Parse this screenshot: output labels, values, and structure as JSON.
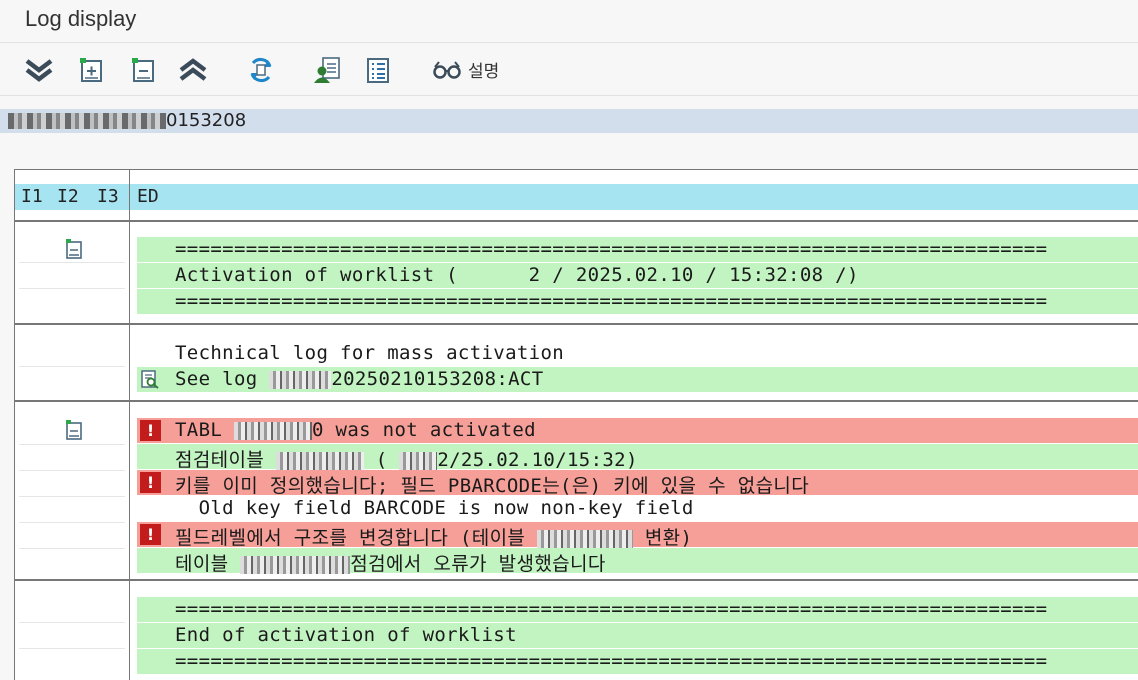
{
  "window": {
    "title": "Log display"
  },
  "toolbar": {
    "buttons": [
      {
        "name": "expand-all-icon"
      },
      {
        "name": "expand-icon"
      },
      {
        "name": "collapse-icon"
      },
      {
        "name": "collapse-all-icon"
      },
      {
        "name": "refresh-icon"
      },
      {
        "name": "user-details-icon"
      },
      {
        "name": "list-icon"
      }
    ],
    "explain_label": "설명"
  },
  "header": {
    "suffix": "0153208"
  },
  "table": {
    "columns": [
      "I1",
      "I2",
      "I3",
      "ED"
    ],
    "sections": [
      {
        "lines": [
          {
            "type": "green",
            "text": "=========================================================================="
          },
          {
            "type": "green",
            "text": "Activation of worklist (      2 / 2025.02.10 / 15:32:08 /)"
          },
          {
            "type": "green",
            "text": "=========================================================================="
          }
        ]
      },
      {
        "lines": [
          {
            "type": "white",
            "text": "Technical log for mass activation"
          },
          {
            "type": "green",
            "icon": "details",
            "text_pre": "See log ",
            "text": "20250210153208:ACT"
          }
        ]
      },
      {
        "lines": [
          {
            "type": "red",
            "icon": "error",
            "text_pre": "TABL ",
            "text": "0 was not activated"
          },
          {
            "type": "green",
            "text_pre": "점검테이블 ",
            "text": "2/25.02.10/15:32)"
          },
          {
            "type": "red",
            "icon": "error",
            "text": "키를 이미 정의했습니다; 필드 PBARCODE는(은) 키에 있을 수 없습니다"
          },
          {
            "type": "white",
            "text": "  Old key field BARCODE is now non-key field"
          },
          {
            "type": "red",
            "icon": "error",
            "text_pre": "필드레벨에서 구조를 변경합니다 (테이블 ",
            "text": " 변환)"
          },
          {
            "type": "green",
            "text_pre": "테이블 ",
            "text": "점검에서 오류가 발생했습니다"
          }
        ]
      },
      {
        "lines": [
          {
            "type": "green",
            "text": "=========================================================================="
          },
          {
            "type": "green",
            "text": "End of activation of worklist"
          },
          {
            "type": "green",
            "text": "=========================================================================="
          }
        ]
      }
    ]
  },
  "colors": {
    "ok": "#c2f4c2",
    "error": "#f59f98",
    "header": "#a6e4f2"
  }
}
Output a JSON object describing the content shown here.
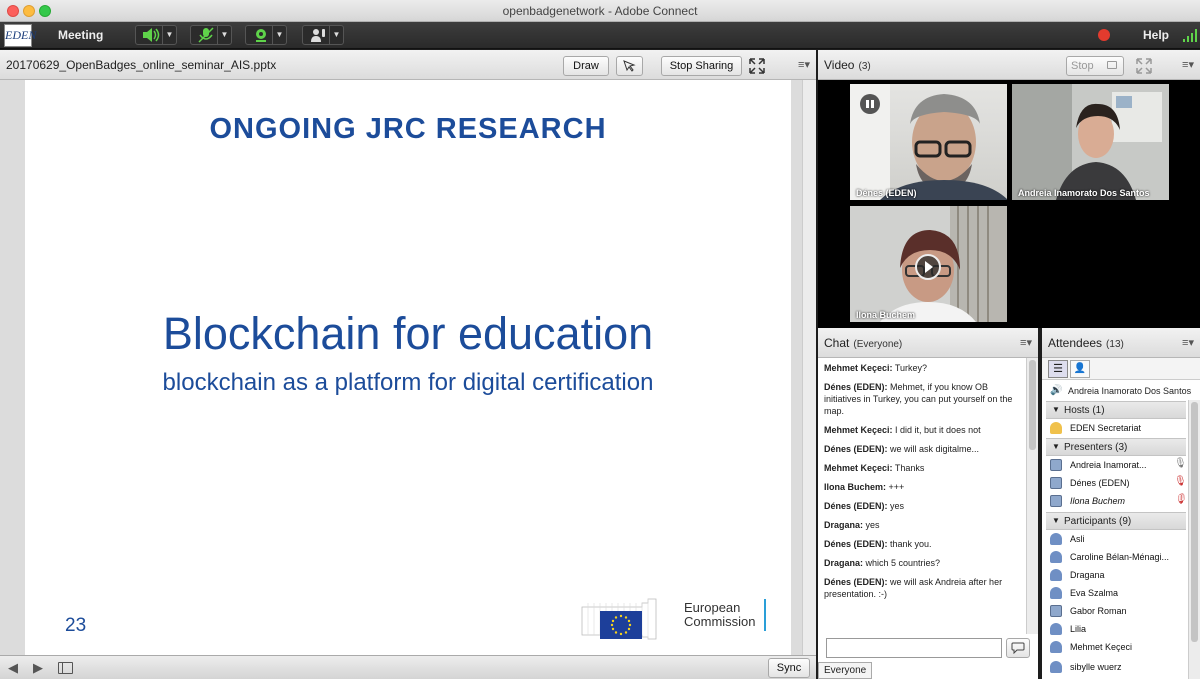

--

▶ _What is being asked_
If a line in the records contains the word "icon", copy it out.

▶ _Result of this exercise_
        "name": "expand-all-icon"
        "name": "expand-icon"
        "name": "collapse-icon"
        "name": "collapse-all-icon"
        "name": "refresh-icon"
        "name": "user-details-icon"
        "name": "list-icon"
            "icon": "details",
            "icon": "error",
            "icon": "error",
            "icon": "error",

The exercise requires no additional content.